> Your task: Note each line of the listing that contains the string "icon", and copy it.

+ + + + +

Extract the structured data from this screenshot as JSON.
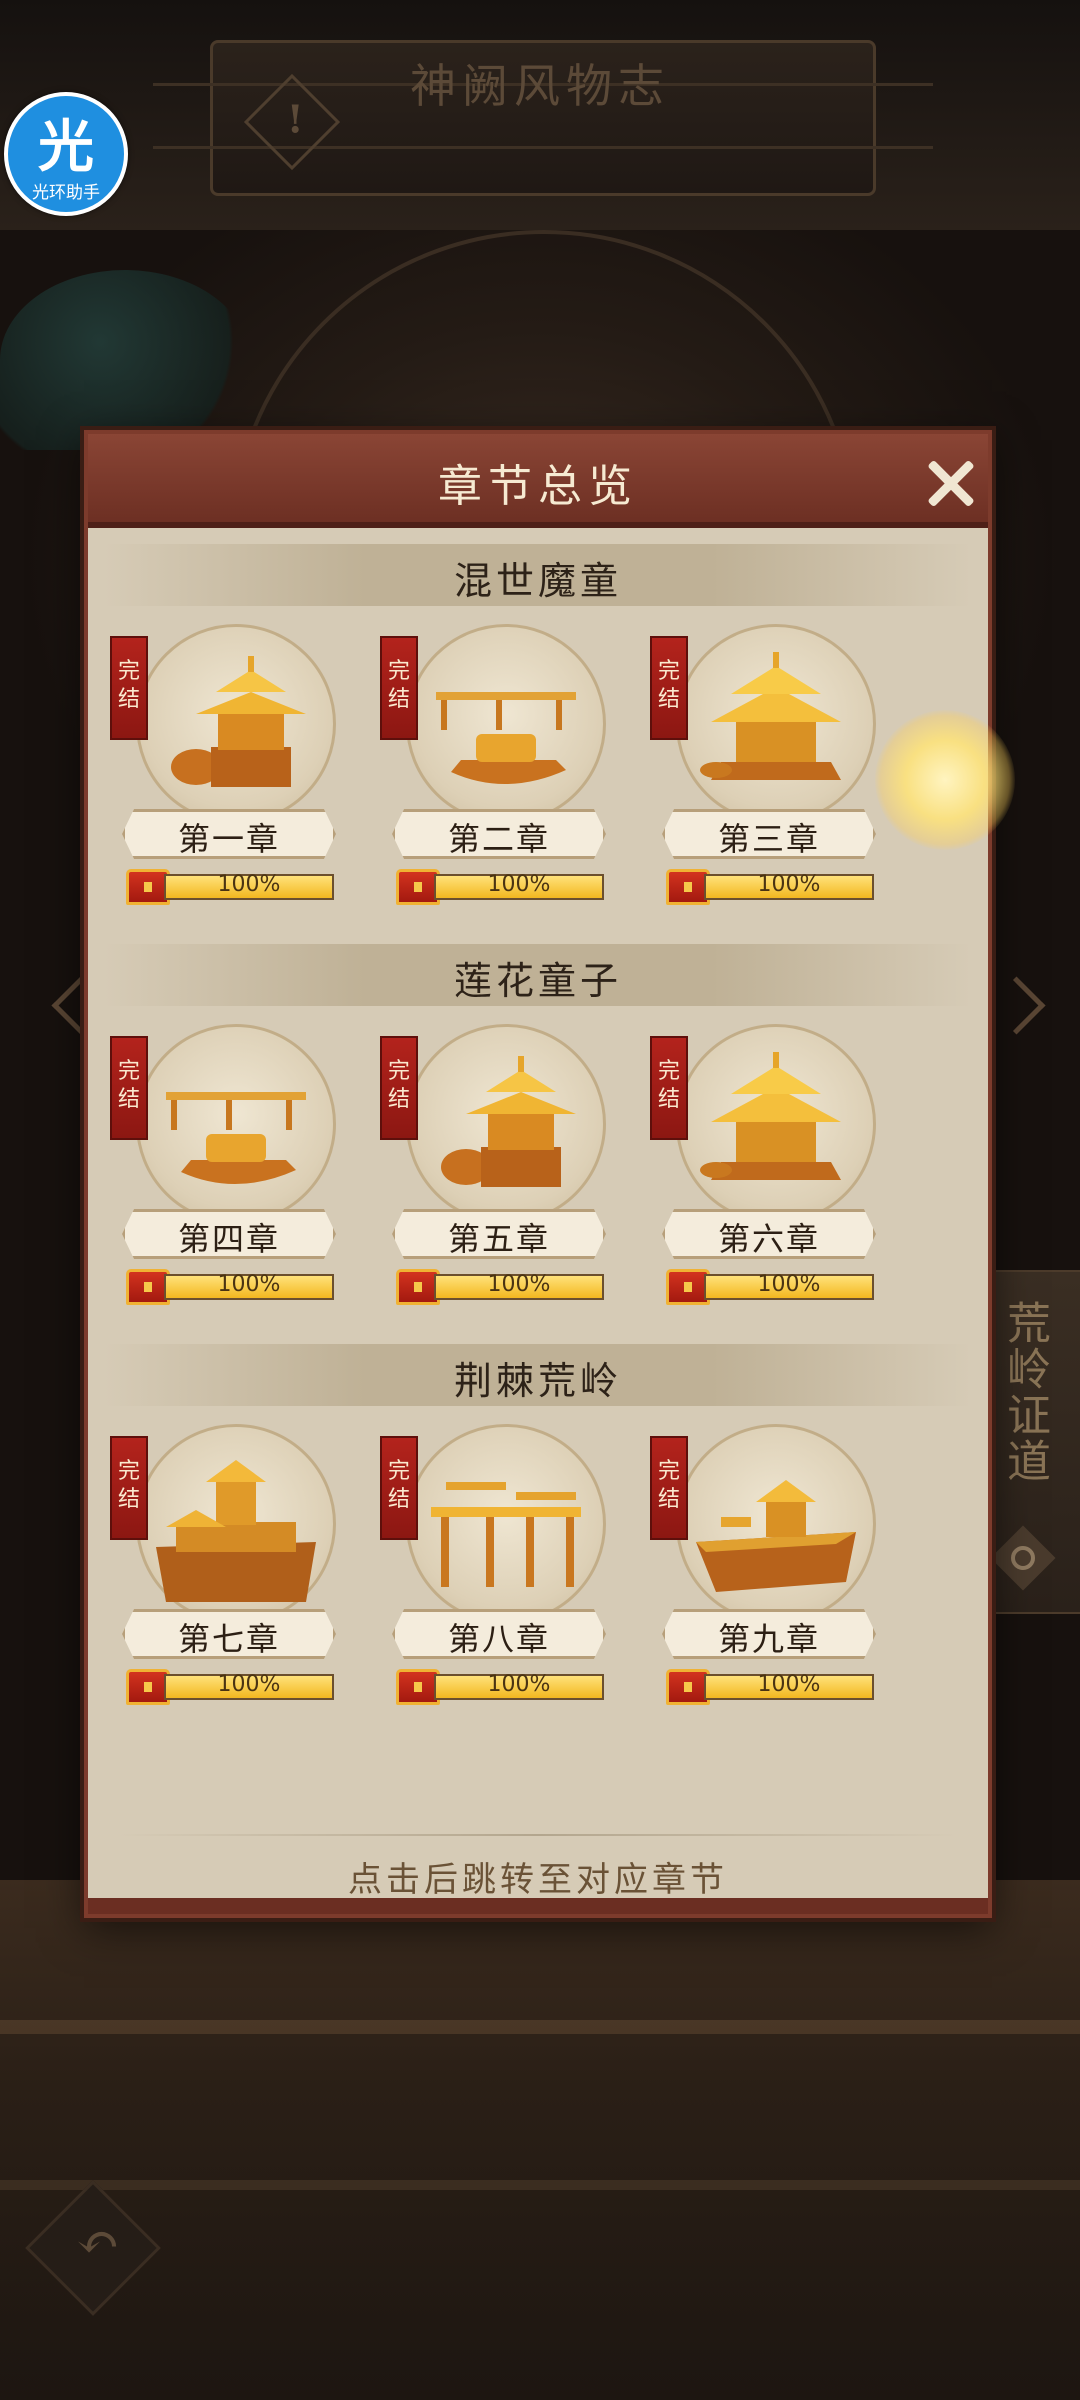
{
  "background": {
    "title": "神阙风物志",
    "warning_glyph": "!",
    "side_tab": "荒岭证道",
    "back_glyph": "↶"
  },
  "overlay_logo": {
    "char": "光",
    "text": "光环助手",
    "color": "#1f8fe0"
  },
  "modal": {
    "title": "章节总览",
    "footer": "点击后跳转至对应章节"
  },
  "sections": [
    {
      "title": "混世魔童"
    },
    {
      "title": "莲花童子"
    },
    {
      "title": "荆棘荒岭"
    }
  ],
  "chapters": [
    {
      "name": "第一章",
      "badge": [
        "完",
        "结"
      ],
      "progress": "100%",
      "fill": 1.0,
      "icon": "pavilion-icon"
    },
    {
      "name": "第二章",
      "badge": [
        "完",
        "结"
      ],
      "progress": "100%",
      "fill": 1.0,
      "icon": "boat-bridge-icon"
    },
    {
      "name": "第三章",
      "badge": [
        "完",
        "结"
      ],
      "progress": "100%",
      "fill": 1.0,
      "icon": "pagoda-icon"
    },
    {
      "name": "第四章",
      "badge": [
        "完",
        "结"
      ],
      "progress": "100%",
      "fill": 1.0,
      "icon": "boat-bridge-icon"
    },
    {
      "name": "第五章",
      "badge": [
        "完",
        "结"
      ],
      "progress": "100%",
      "fill": 1.0,
      "icon": "pavilion-icon"
    },
    {
      "name": "第六章",
      "badge": [
        "完",
        "结"
      ],
      "progress": "100%",
      "fill": 1.0,
      "icon": "pagoda-icon"
    },
    {
      "name": "第七章",
      "badge": [
        "完",
        "结"
      ],
      "progress": "100%",
      "fill": 1.0,
      "icon": "fortress-icon"
    },
    {
      "name": "第八章",
      "badge": [
        "完",
        "结"
      ],
      "progress": "100%",
      "fill": 1.0,
      "icon": "gate-icon"
    },
    {
      "name": "第九章",
      "badge": [
        "完",
        "结"
      ],
      "progress": "100%",
      "fill": 1.0,
      "icon": "cliff-temple-icon"
    }
  ],
  "colors": {
    "gold": "#e8a62a",
    "header": "#7d3b2c",
    "badge": "#a31d16"
  }
}
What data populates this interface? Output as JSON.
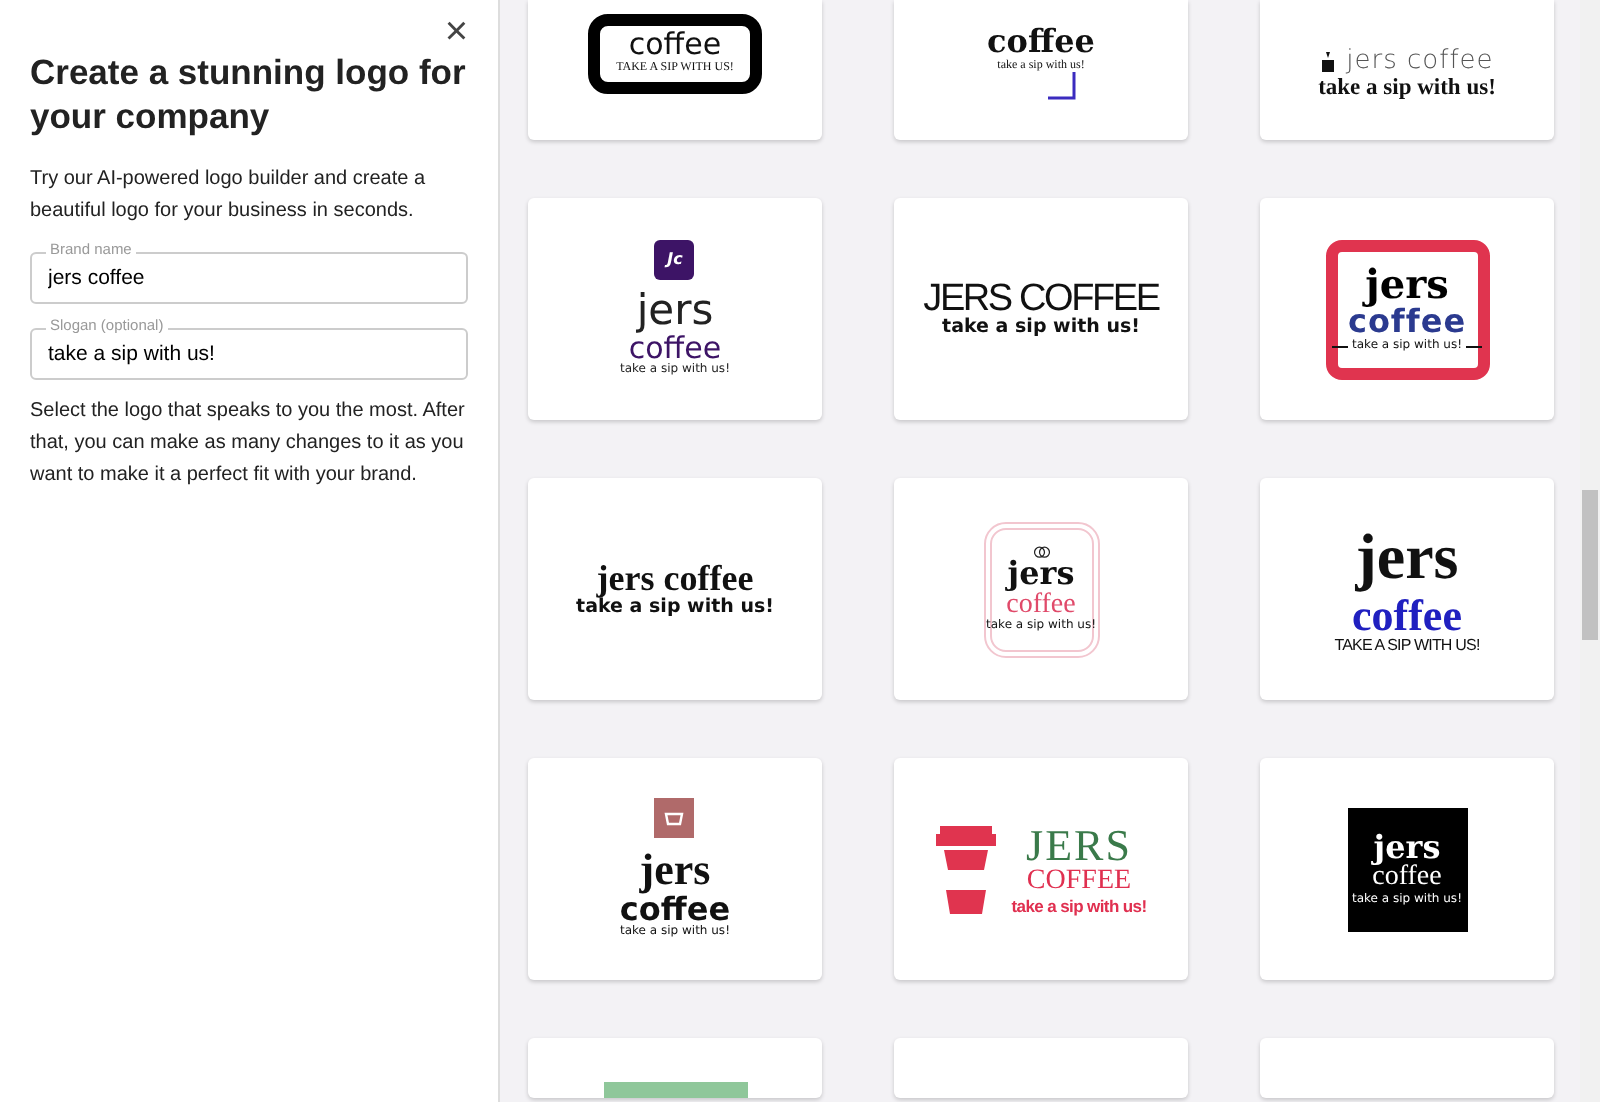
{
  "panel": {
    "close": "×",
    "title": "Create a stunning logo for your company",
    "intro": "Try our AI-powered logo builder and create a beautiful logo for your business in seconds.",
    "fields": [
      {
        "label": "Brand name",
        "value": "jers coffee"
      },
      {
        "label": "Slogan (optional)",
        "value": "take a sip with us!"
      }
    ],
    "instructions": "Select the logo that speaks to you the most. After that, you can make as many changes to it as you want to make it a perfect fit with your brand."
  },
  "logo_rows": [
    {
      "logos": [
        {
          "kind": "frame-black",
          "lines": [
            {
              "text": "coffee",
              "kind": "sans-mid",
              "color": "#111111"
            },
            {
              "text": "TAKE A SIP WITH US!",
              "kind": "tiny-serif",
              "color": "#111111"
            }
          ]
        },
        {
          "kind": "corner-mark",
          "lines": [
            {
              "text": "coffee",
              "kind": "serif-mid",
              "color": "#111111"
            },
            {
              "text": "take a sip with us!",
              "kind": "tiny-serif",
              "color": "#111111"
            }
          ]
        },
        {
          "kind": "inline-cup",
          "lines": [
            {
              "text": "jers coffee",
              "kind": "sans-light",
              "color": "#555555"
            },
            {
              "text": "take a sip with us!",
              "kind": "serif-bold-small",
              "color": "#111111"
            }
          ]
        }
      ]
    },
    {
      "logos": [
        {
          "kind": "badge-jc",
          "badge": "Jc",
          "lines": [
            {
              "text": "jers",
              "kind": "sans-big",
              "color": "#222222"
            },
            {
              "text": "coffee",
              "kind": "sans-mid",
              "color": "#3d1466"
            },
            {
              "text": "take a sip with us!",
              "kind": "tiny-sans",
              "color": "#222222"
            }
          ]
        },
        {
          "kind": "plain",
          "lines": [
            {
              "text": "JERS COFFEE",
              "kind": "condensed",
              "color": "#111111"
            },
            {
              "text": "take a sip with us!",
              "kind": "sans-bold-small",
              "color": "#111111"
            }
          ]
        },
        {
          "kind": "frame-red",
          "lines": [
            {
              "text": "jers",
              "kind": "heavy",
              "color": "#000000"
            },
            {
              "text": "coffee",
              "kind": "heavy-mid",
              "color": "#2b3a8f"
            },
            {
              "text": "take a sip with us!",
              "kind": "tiny-sans",
              "color": "#111111"
            }
          ]
        }
      ]
    },
    {
      "logos": [
        {
          "kind": "plain",
          "lines": [
            {
              "text": "jers coffee",
              "kind": "serif-bold",
              "color": "#111111"
            },
            {
              "text": "take a sip with us!",
              "kind": "sans-bold-small",
              "color": "#111111"
            }
          ]
        },
        {
          "kind": "frame-pink",
          "lines": [
            {
              "text": "jers",
              "kind": "serif-mid",
              "color": "#111111"
            },
            {
              "text": "coffee",
              "kind": "serif-small",
              "color": "#e04a6a"
            },
            {
              "text": "take a sip with us!",
              "kind": "tiny-sans",
              "color": "#111111"
            }
          ]
        },
        {
          "kind": "plain",
          "lines": [
            {
              "text": "jers",
              "kind": "serif-huge",
              "color": "#111111"
            },
            {
              "text": "coffee",
              "kind": "serif-big",
              "color": "#2020c0"
            },
            {
              "text": "TAKE A SIP WITH US!",
              "kind": "tiny-condensed",
              "color": "#111111"
            }
          ]
        }
      ]
    },
    {
      "logos": [
        {
          "kind": "icon-square",
          "lines": [
            {
              "text": "jers",
              "kind": "serif-big",
              "color": "#111111"
            },
            {
              "text": "coffee",
              "kind": "sans-mid-bold",
              "color": "#111111"
            },
            {
              "text": "take a sip with us!",
              "kind": "tiny-sans",
              "color": "#111111"
            }
          ]
        },
        {
          "kind": "cup",
          "lines": [
            {
              "text": "JERS",
              "kind": "serif-big-caps",
              "color": "#3a7a4a"
            },
            {
              "text": "COFFEE",
              "kind": "serif-small",
              "color": "#e03050"
            },
            {
              "text": "take a sip with us!",
              "kind": "sans-bold-tiny",
              "color": "#e03050"
            }
          ]
        },
        {
          "kind": "black-square",
          "lines": [
            {
              "text": "jers",
              "kind": "serif-mid",
              "color": "#ffffff"
            },
            {
              "text": "coffee",
              "kind": "serif-small",
              "color": "#ffffff"
            },
            {
              "text": "take a sip with us!",
              "kind": "tiny-sans",
              "color": "#ffffff"
            }
          ]
        }
      ]
    },
    {
      "logos": [
        {
          "kind": "green-bar"
        },
        {
          "kind": "empty"
        },
        {
          "kind": "empty"
        }
      ]
    }
  ]
}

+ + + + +

> Response to the exercise:
      "icon": "pavilion-icon"
      "icon": "boat-bridge-icon"
      "icon": "pagoda-icon"
      "icon": "boat-bridge-icon"
      "icon": "pavilion-icon"
      "icon": "pagoda-icon"
      "icon": "fortress-icon"
      "icon": "gate-icon"
      "icon": "cliff-temple-icon"
          "kind": "icon-square",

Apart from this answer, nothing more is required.